Introduced in 1976 for FIA Group 5 racing the 935 is an evolution of the Porsche Carrera RSR 2.1 turbo prototype which did so well in the 1974 le Mans 24hrs placing 2nd overall. 

   Porsche customers bought the 935 series in droves and it became a huge crowd pleaser being so easily identified with the Porsche 911 they saw on the roads. The FIA World Championship for  group 5 manufacturers was won at the last race after Jacky Ickx, Jochen Mass, Rolf Stommelen and Manfred Schurti battled all season long with the BMW 3.5 CSLs. 

   The 935 series would go on to win more races all around the world including le Mans in 1979.

                                                                     1/32nd scale kit.

                                                                         Built by Rod.

   This is a lovely little kit with plenty of detail and lots of opportunity to add more, as most of the Matchbox kits are. But it isn't easy to build. Especially the body shell which isn't a body shell at all. 12 parts/panels go into making the body shell, clearly a kit from the time before multi-part slide moulds that firms have today, and it swallows filler if you aren't very careful with the preparation of the panels and the positioning when glueing. If you get it right it will reward you with a lovely replica, get it wrong and you may well end up throwing it in the bin!

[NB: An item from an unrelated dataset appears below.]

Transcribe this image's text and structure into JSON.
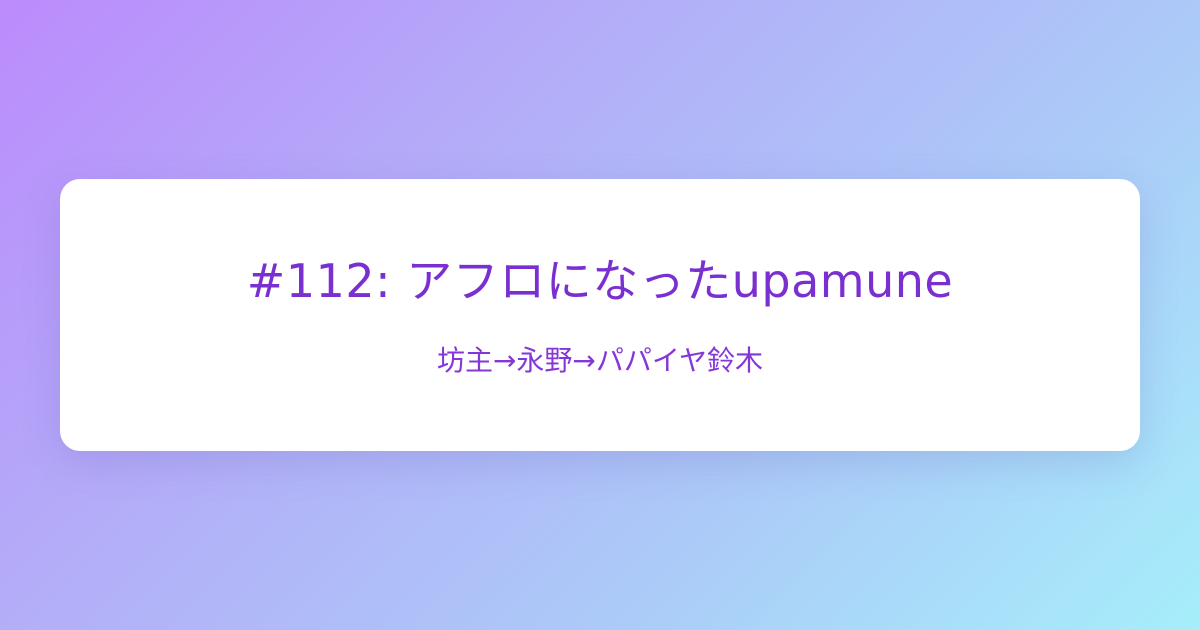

   The original release was PK308 Porsche 935 "Martini", which was followed with PK-311 of a "Liqui Moly" sponsored Porsche 935 for the American market. Unlike several of the other Matchbox cars this one doesn't appear to have been released under the AMT banner, perhaps because AMT had 1/24th options in their line up. The kit did resurface about 20 years after matchbox stopped making kits when in 2004 Revell used the moulds to give us a Jagermeister Porsche 935, kit no. #07238, in a hideous and very restrictive Orange plastic!

   Rod built his model around the time of its release which would have been 1979-80-ish. It is all painted by brush with Humbrol enamels and decals applied over the compound curves without the aid of microsol etc as that sort of decal softening product wasn't on the market back then. The paintwork and decals haven't perhaps stood up to the tests of time but for a 30+ year old model it still looks pretty good.